ACL Healing is a 4 part series based off insights from “The Wounded Heart” by Dr. Dan Allender.

How can we move past the wounds in our life that steal our joy and desire to love and be loved? How can we find healing and begin to live that abundant life God desires to give us? There are three painful, difficult, and yet totally worthwhile steps – a lifelong process really – that open the door to healing our wounds. (If you’re starting here, before you go any further, please read the first part of this series and answer the critical question.)

What are your wounds? Maybe you were bullied at school and you carry great shame and anger from it. Maybe someone abused you and left you with a sense of powerlessness and self-contempt. Maybe you struggle with addictions – substances or behaviours.
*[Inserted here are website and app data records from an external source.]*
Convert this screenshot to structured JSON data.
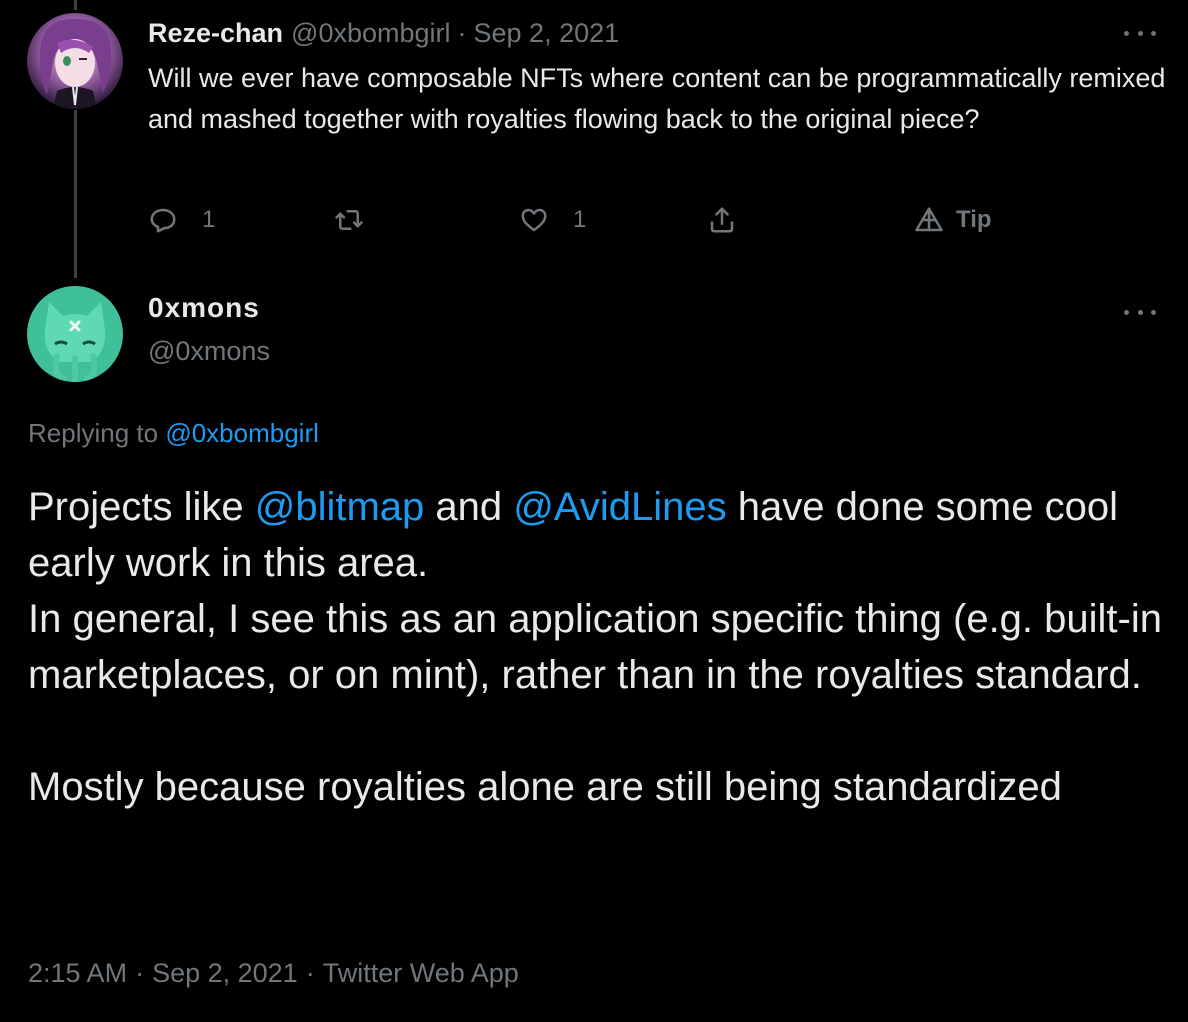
{
  "colors": {
    "background": "#000000",
    "text": "#e7e9ea",
    "secondary": "#71767b",
    "link": "#1d9bf0",
    "thread_line": "#3e4144"
  },
  "parent_tweet": {
    "display_name": "Reze-chan",
    "handle": "@0xbombgirl",
    "separator": "·",
    "date": "Sep 2, 2021",
    "text": "Will we ever have composable NFTs where content can be programmatically remixed and mashed together with royalties flowing back to the original piece?",
    "more_icon": "more-icon",
    "actions": {
      "reply_icon": "reply-icon",
      "reply_count": "1",
      "retweet_icon": "retweet-icon",
      "like_icon": "heart-icon",
      "like_count": "1",
      "share_icon": "share-icon",
      "tip_icon": "tip-icon",
      "tip_label": "Tip"
    }
  },
  "reply_tweet": {
    "display_name": "0xmons",
    "handle": "@0xmons",
    "more_icon": "more-icon",
    "replying_prefix": "Replying to",
    "replying_handle": "@0xbombgirl",
    "body": {
      "p1_before": "Projects like ",
      "mention1": "@blitmap",
      "p1_mid": " and ",
      "mention2": "@AvidLines",
      "p1_after": " have done some cool early work in this area.",
      "p2": "In general, I see this as an application specific thing (e.g. built-in marketplaces, or on mint), rather than in the royalties standard.",
      "p3": "Mostly because royalties alone are still being standardized"
    },
    "meta": {
      "time": "2:15 AM",
      "separator": "·",
      "date": "Sep 2, 2021",
      "source": "Twitter Web App"
    }
  }
}
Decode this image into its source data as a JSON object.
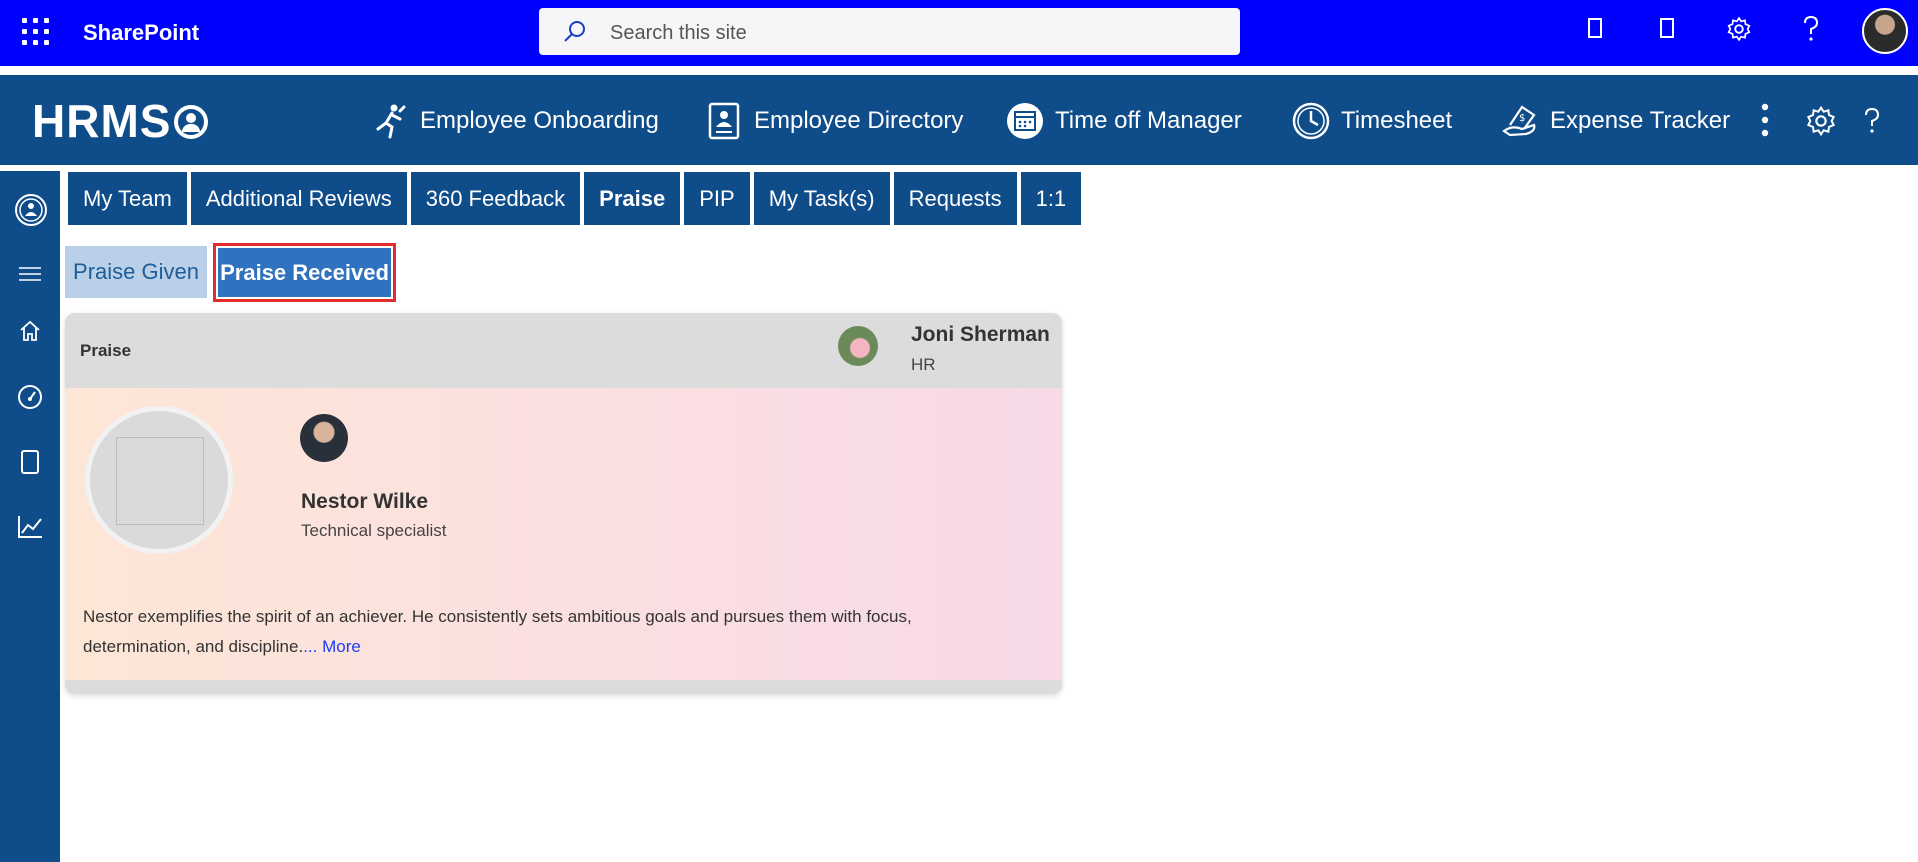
{
  "suite_bar": {
    "app_name": "SharePoint",
    "search_placeholder": "Search this site"
  },
  "hrms_header": {
    "logo": "HRMS",
    "nav": [
      {
        "label": "Employee Onboarding",
        "icon": "onboarding-runner-icon"
      },
      {
        "label": "Employee Directory",
        "icon": "directory-book-icon"
      },
      {
        "label": "Time off Manager",
        "icon": "calendar-icon"
      },
      {
        "label": "Timesheet",
        "icon": "clock-icon"
      },
      {
        "label": "Expense Tracker",
        "icon": "money-hand-icon"
      }
    ]
  },
  "tabs": [
    "My Team",
    "Additional Reviews",
    "360 Feedback",
    "Praise",
    "PIP",
    "My Task(s)",
    "Requests",
    "1:1"
  ],
  "active_tab": "Praise",
  "sub_tabs": {
    "given": "Praise Given",
    "received": "Praise Received"
  },
  "praise_card": {
    "label": "Praise",
    "giver_name": "Joni Sherman",
    "giver_dept": "HR",
    "recipient_name": "Nestor Wilke",
    "recipient_title": "Technical specialist",
    "message": "Nestor exemplifies the spirit of an achiever. He consistently sets ambitious goals and pursues them with focus, determination, and discipline.",
    "more_link": "... More"
  },
  "colors": {
    "suite_bar": "#0000ff",
    "hrms_blue": "#0f4c8a",
    "active_subtab": "#2f73c0",
    "highlight_border": "#e52c2c"
  }
}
When we want healing from our wounds, the tendency is to look at the most obvious manifestations. Nothing wrong with that but the real work is to look below the surface. Was there a situation, environment, or relationship that made you vulnerable and at risk? What did that situation, environment, or relationship teach you about yourself (your worth and belonging?), how to relate to others, even how to live?


“The work of restoration cannot begin until a problem is fully faced.” Dan Allender

Healing begins with acknowledgement because God can only heal or change that which we are willing to acknowledge. We must acknowledge our losses and the injustices done to us that left us vulnerable to being wounded. It’s recognizing that we were ripped off from a loving environment or maybe we were not well protected by our caregivers; perhaps it was blatant neglect or even a hostile environment.  Whatever your brokenness is, it is acknowledged through self-awareness, acceptance (like giving up trying to change the past?), and even grieving the loss.

The process of acknowledgement is ongoing because our wounds are many layered. We may need to  move slowly and gently, perhaps with the help of a professional counsellor. It can be overwhelming to face the sources of our brokenness all at once. But to be truly alive, face them we must.